*** Begin section ***

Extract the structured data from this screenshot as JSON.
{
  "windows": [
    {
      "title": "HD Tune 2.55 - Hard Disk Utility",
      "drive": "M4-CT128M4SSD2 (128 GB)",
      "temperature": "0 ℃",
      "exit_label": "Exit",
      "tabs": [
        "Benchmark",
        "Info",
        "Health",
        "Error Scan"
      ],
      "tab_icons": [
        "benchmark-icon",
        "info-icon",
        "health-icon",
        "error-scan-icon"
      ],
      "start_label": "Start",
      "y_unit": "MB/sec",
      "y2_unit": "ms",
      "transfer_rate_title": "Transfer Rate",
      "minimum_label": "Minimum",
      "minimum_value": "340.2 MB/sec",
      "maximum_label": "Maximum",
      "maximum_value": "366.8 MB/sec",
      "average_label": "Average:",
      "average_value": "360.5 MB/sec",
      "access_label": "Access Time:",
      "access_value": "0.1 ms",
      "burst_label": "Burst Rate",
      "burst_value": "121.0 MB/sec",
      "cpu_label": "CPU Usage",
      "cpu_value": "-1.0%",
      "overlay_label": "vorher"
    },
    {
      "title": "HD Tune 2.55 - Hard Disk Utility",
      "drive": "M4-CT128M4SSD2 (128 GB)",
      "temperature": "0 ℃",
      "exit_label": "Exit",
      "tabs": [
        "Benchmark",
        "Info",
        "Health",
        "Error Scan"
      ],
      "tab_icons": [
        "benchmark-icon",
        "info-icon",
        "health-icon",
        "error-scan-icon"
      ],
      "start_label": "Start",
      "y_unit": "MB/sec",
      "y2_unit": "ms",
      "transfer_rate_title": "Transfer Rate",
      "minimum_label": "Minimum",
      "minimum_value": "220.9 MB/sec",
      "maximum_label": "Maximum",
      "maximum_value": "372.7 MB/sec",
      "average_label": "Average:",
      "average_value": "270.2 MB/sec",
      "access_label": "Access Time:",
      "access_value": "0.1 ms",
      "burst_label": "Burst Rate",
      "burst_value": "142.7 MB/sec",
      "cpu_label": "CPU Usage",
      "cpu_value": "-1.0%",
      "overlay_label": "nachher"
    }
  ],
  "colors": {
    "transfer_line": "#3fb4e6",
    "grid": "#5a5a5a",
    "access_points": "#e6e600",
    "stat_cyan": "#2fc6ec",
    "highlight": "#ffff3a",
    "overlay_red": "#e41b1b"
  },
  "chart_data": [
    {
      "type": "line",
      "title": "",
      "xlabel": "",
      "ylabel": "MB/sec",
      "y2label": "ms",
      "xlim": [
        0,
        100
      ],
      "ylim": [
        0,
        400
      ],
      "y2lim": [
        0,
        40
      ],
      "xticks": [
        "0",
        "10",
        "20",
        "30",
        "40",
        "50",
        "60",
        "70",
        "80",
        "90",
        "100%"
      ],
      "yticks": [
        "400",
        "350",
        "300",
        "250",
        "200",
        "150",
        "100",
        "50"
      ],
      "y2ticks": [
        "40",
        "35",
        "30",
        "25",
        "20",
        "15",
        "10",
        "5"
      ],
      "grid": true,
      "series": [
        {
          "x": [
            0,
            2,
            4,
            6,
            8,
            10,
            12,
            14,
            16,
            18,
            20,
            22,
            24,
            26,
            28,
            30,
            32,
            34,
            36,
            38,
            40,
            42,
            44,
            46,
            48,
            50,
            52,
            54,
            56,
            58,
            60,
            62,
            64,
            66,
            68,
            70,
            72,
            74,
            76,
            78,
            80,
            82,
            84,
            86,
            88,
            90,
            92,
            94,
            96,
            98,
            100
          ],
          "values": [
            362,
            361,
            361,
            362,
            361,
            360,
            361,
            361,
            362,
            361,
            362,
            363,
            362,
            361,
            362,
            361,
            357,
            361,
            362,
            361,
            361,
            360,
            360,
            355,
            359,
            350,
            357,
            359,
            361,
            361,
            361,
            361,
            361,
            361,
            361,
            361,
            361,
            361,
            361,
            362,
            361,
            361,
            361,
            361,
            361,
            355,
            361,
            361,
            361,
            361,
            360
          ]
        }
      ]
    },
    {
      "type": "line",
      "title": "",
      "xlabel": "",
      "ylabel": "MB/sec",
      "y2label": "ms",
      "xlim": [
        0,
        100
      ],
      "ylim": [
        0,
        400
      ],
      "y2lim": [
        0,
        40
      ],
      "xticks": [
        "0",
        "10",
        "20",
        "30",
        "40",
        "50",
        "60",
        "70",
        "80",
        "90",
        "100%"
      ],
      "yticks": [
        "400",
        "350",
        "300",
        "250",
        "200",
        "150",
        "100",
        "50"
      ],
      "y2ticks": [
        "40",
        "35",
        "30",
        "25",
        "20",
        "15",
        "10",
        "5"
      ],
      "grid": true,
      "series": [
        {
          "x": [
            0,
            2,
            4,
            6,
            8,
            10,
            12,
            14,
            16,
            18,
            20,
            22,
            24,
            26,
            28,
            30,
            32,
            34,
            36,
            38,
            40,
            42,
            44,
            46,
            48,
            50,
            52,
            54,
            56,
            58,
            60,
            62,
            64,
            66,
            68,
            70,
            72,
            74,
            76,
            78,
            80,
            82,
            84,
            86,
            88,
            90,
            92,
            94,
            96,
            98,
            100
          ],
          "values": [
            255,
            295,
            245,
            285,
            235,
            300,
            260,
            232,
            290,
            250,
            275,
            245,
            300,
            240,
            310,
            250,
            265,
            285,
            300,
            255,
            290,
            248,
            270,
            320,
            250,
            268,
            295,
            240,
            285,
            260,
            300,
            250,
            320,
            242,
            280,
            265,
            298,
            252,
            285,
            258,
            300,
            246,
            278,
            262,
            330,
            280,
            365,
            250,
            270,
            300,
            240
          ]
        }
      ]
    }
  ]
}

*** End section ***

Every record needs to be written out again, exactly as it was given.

| Your solution |
Extract the structured data from this screenshot as JSON.
{
  "windows": [
    {
      "title": "HD Tune 2.55 - Hard Disk Utility",
      "drive": "M4-CT128M4SSD2 (128 GB)",
      "temperature": "0 ℃",
      "exit_label": "Exit",
      "tabs": [
        "Benchmark",
        "Info",
        "Health",
        "Error Scan"
      ],
      "tab_icons": [
        "benchmark-icon",
        "info-icon",
        "health-icon",
        "error-scan-icon"
      ],
      "start_label": "Start",
      "y_unit": "MB/sec",
      "y2_unit": "ms",
      "transfer_rate_title": "Transfer Rate",
      "minimum_label": "Minimum",
      "minimum_value": "340.2 MB/sec",
      "maximum_label": "Maximum",
      "maximum_value": "366.8 MB/sec",
      "average_label": "Average:",
      "average_value": "360.5 MB/sec",
      "access_label": "Access Time:",
      "access_value": "0.1 ms",
      "burst_label": "Burst Rate",
      "burst_value": "121.0 MB/sec",
      "cpu_label": "CPU Usage",
      "cpu_value": "-1.0%",
      "overlay_label": "vorher"
    },
    {
      "title": "HD Tune 2.55 - Hard Disk Utility",
      "drive": "M4-CT128M4SSD2 (128 GB)",
      "temperature": "0 ℃",
      "exit_label": "Exit",
      "tabs": [
        "Benchmark",
        "Info",
        "Health",
        "Error Scan"
      ],
      "tab_icons": [
        "benchmark-icon",
        "info-icon",
        "health-icon",
        "error-scan-icon"
      ],
      "start_label": "Start",
      "y_unit": "MB/sec",
      "y2_unit": "ms",
      "transfer_rate_title": "Transfer Rate",
      "minimum_label": "Minimum",
      "minimum_value": "220.9 MB/sec",
      "maximum_label": "Maximum",
      "maximum_value": "372.7 MB/sec",
      "average_label": "Average:",
      "average_value": "270.2 MB/sec",
      "access_label": "Access Time:",
      "access_value": "0.1 ms",
      "burst_label": "Burst Rate",
      "burst_value": "142.7 MB/sec",
      "cpu_label": "CPU Usage",
      "cpu_value": "-1.0%",
      "overlay_label": "nachher"
    }
  ],
  "colors": {
    "transfer_line": "#3fb4e6",
    "grid": "#5a5a5a",
    "access_points": "#e6e600",
    "stat_cyan": "#2fc6ec",
    "highlight": "#ffff3a",
    "overlay_red": "#e41b1b"
  },
  "chart_data": [
    {
      "type": "line",
      "title": "",
      "xlabel": "",
      "ylabel": "MB/sec",
      "y2label": "ms",
      "xlim": [
        0,
        100
      ],
      "ylim": [
        0,
        400
      ],
      "y2lim": [
        0,
        40
      ],
      "xticks": [
        "0",
        "10",
        "20",
        "30",
        "40",
        "50",
        "60",
        "70",
        "80",
        "90",
        "100%"
      ],
      "yticks": [
        "400",
        "350",
        "300",
        "250",
        "200",
        "150",
        "100",
        "50"
      ],
      "y2ticks": [
        "40",
        "35",
        "30",
        "25",
        "20",
        "15",
        "10",
        "5"
      ],
      "grid": true,
      "series": [
        {
          "x": [
            0,
            2,
            4,
            6,
            8,
            10,
            12,
            14,
            16,
            18,
            20,
            22,
            24,
            26,
            28,
            30,
            32,
            34,
            36,
            38,
            40,
            42,
            44,
            46,
            48,
            50,
            52,
            54,
            56,
            58,
            60,
            62,
            64,
            66,
            68,
            70,
            72,
            74,
            76,
            78,
            80,
            82,
            84,
            86,
            88,
            90,
            92,
            94,
            96,
            98,
            100
          ],
          "values": [
            362,
            361,
            361,
            362,
            361,
            360,
            361,
            361,
            362,
            361,
            362,
            363,
            362,
            361,
            362,
            361,
            357,
            361,
            362,
            361,
            361,
            360,
            360,
            355,
            359,
            350,
            357,
            359,
            361,
            361,
            361,
            361,
            361,
            361,
            361,
            361,
            361,
            361,
            361,
            362,
            361,
            361,
            361,
            361,
            361,
            355,
            361,
            361,
            361,
            361,
            360
          ]
        }
      ]
    },
    {
      "type": "line",
      "title": "",
      "xlabel": "",
      "ylabel": "MB/sec",
      "y2label": "ms",
      "xlim": [
        0,
        100
      ],
      "ylim": [
        0,
        400
      ],
      "y2lim": [
        0,
        40
      ],
      "xticks": [
        "0",
        "10",
        "20",
        "30",
        "40",
        "50",
        "60",
        "70",
        "80",
        "90",
        "100%"
      ],
      "yticks": [
        "400",
        "350",
        "300",
        "250",
        "200",
        "150",
        "100",
        "50"
      ],
      "y2ticks": [
        "40",
        "35",
        "30",
        "25",
        "20",
        "15",
        "10",
        "5"
      ],
      "grid": true,
      "series": [
        {
          "x": [
            0,
            2,
            4,
            6,
            8,
            10,
            12,
            14,
            16,
            18,
            20,
            22,
            24,
            26,
            28,
            30,
            32,
            34,
            36,
            38,
            40,
            42,
            44,
            46,
            48,
            50,
            52,
            54,
            56,
            58,
            60,
            62,
            64,
            66,
            68,
            70,
            72,
            74,
            76,
            78,
            80,
            82,
            84,
            86,
            88,
            90,
            92,
            94,
            96,
            98,
            100
          ],
          "values": [
            255,
            295,
            245,
            285,
            235,
            300,
            260,
            232,
            290,
            250,
            275,
            245,
            300,
            240,
            310,
            250,
            265,
            285,
            300,
            255,
            290,
            248,
            270,
            320,
            250,
            268,
            295,
            240,
            285,
            260,
            300,
            250,
            320,
            242,
            280,
            265,
            298,
            252,
            285,
            258,
            300,
            246,
            278,
            262,
            330,
            280,
            365,
            250,
            270,
            300,
            240
          ]
        }
      ]
    }
  ]
}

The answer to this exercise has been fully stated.